On Wednesday July 10, 2019, the House Subcommittee on Crime, Terrorism, and Homeland Security heard testimony from an expert panel to discuss the growing need to reform marijuana laws and address the long occurring disparate impact and enforcement of racial minorities and communities living in poverty. The panel was composed of Marilyn Mosby, the State Attorney for Baltimore City, Dr. David Nathan, founder and board president of Doctors for Cannabis Regulation, Neal Levine, CEO of the Cannabis Trade Federation, and Dr. Malik Burnett, COO of Tribe Companies LLC. The roughly two hour hearing, entitled “Marijuana Laws in America: Racial Justice and Need for Reform,” was the first of its kind and allowed for open discussion of the inherent racial inequalities and the impact on impoverished communities prevalent as a consequence of the war on drugs.

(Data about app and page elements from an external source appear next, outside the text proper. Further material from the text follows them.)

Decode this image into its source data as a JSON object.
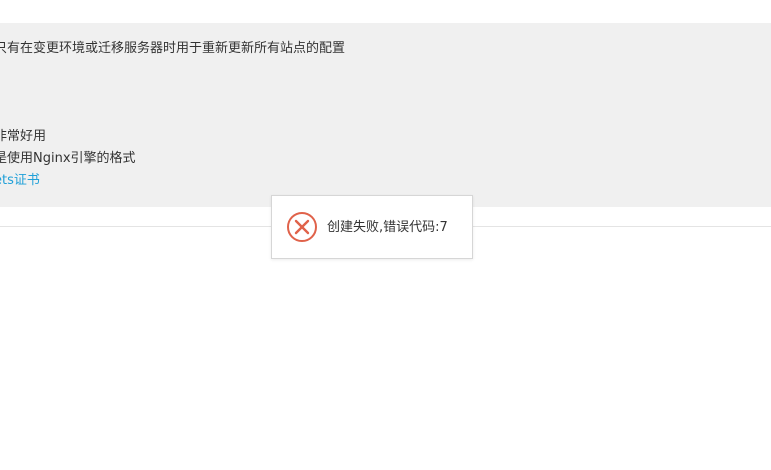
{
  "info_panel": {
    "line1": "只有在变更环境或迁移服务器时用于重新更新所有站点的配置",
    "line2": "非常好用",
    "line3": "是使用Nginx引擎的格式",
    "line4_link": "ets证书"
  },
  "toast": {
    "icon": "error-icon",
    "message": "创建失败,错误代码:7",
    "color": "#e0624a"
  }
}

Overall, the hearing received widespread bi-partisan support on the overarching idea of marijuana law reform with both House Democrats and Republicans stating the need for change. Nearly all opening remarks focused on demonstrating the clear racial inequalities that have stemmed from the prosecution of minorities as a result of marijuana prohibition. Ms. Marilyn Mosby, for example, highlighted the following statistics present in the city of Baltimore, alone: “In 2017, 95% of the citations issued by the Baltimore Police Department were issued to Black people and shockingly, 42% of the citations issued city-wide were issued in a singled district out of nine that cover the city, the Western District. Unsurprisingly, 95% of the residents in this District are Black and disproportionately impoverished.”
Statistics like these validate the idea that the present conflict between federal and state law is no longer sustainable and must be resolved. We now have 33 states and the District of Columbia with medical marijuana laws, and, with the inclusion of Illinois last month, 11 states with adult-use marijuana laws. Federal laws, however, have not kept pace for the obvious need for change.
Although everyone present agreed on the need to reform marijuana laws there was some debate over what these changes should entail. Proposed solutions range from allowing states to legalize marijuana without federal interference, to simply removing marijuana from the CSA, to proactively incorporating social justice measures into upcoming marijuana legislation. The discussion over the pending STATES act perhaps best exemplifies this divide.
The pending STATES Act would allow state’s (along with D.C., U.S. territories, and federally recognized tribes) to determine the best marijuana laws for themselves and seeks to ensure these laws are implemented in a safe, respectful manner with minimal impact on neighboring states. Proponents of the bill believe the legislation would eliminate federal enforcement concerns thus moving in a historically positive direction. Although a majority believe the bill signifies a step in the right direction, critics believe the bill is inadequate because it does not proactively address the racial or social concerns which were the focus of this hearing. The bill was recently referred to the Subcommittee on Crime, Terrorism, and Homeland Security on May 15, 2019 and awaits further action. Nonetheless, the conversation surrounding the STATES Act represents the challenges governments face in reforming marijuana laws despite the overwhelming desire to do so.
While both parties may have their differences on the best legislative practices for marijuana reform, the united consensus for federal reform represents a dramatic departure from previous practices. Ultimately, the shift in conversation towards “how” we should reform versus “should” we reform can be seen as a harbinger of significant progress on the horizon.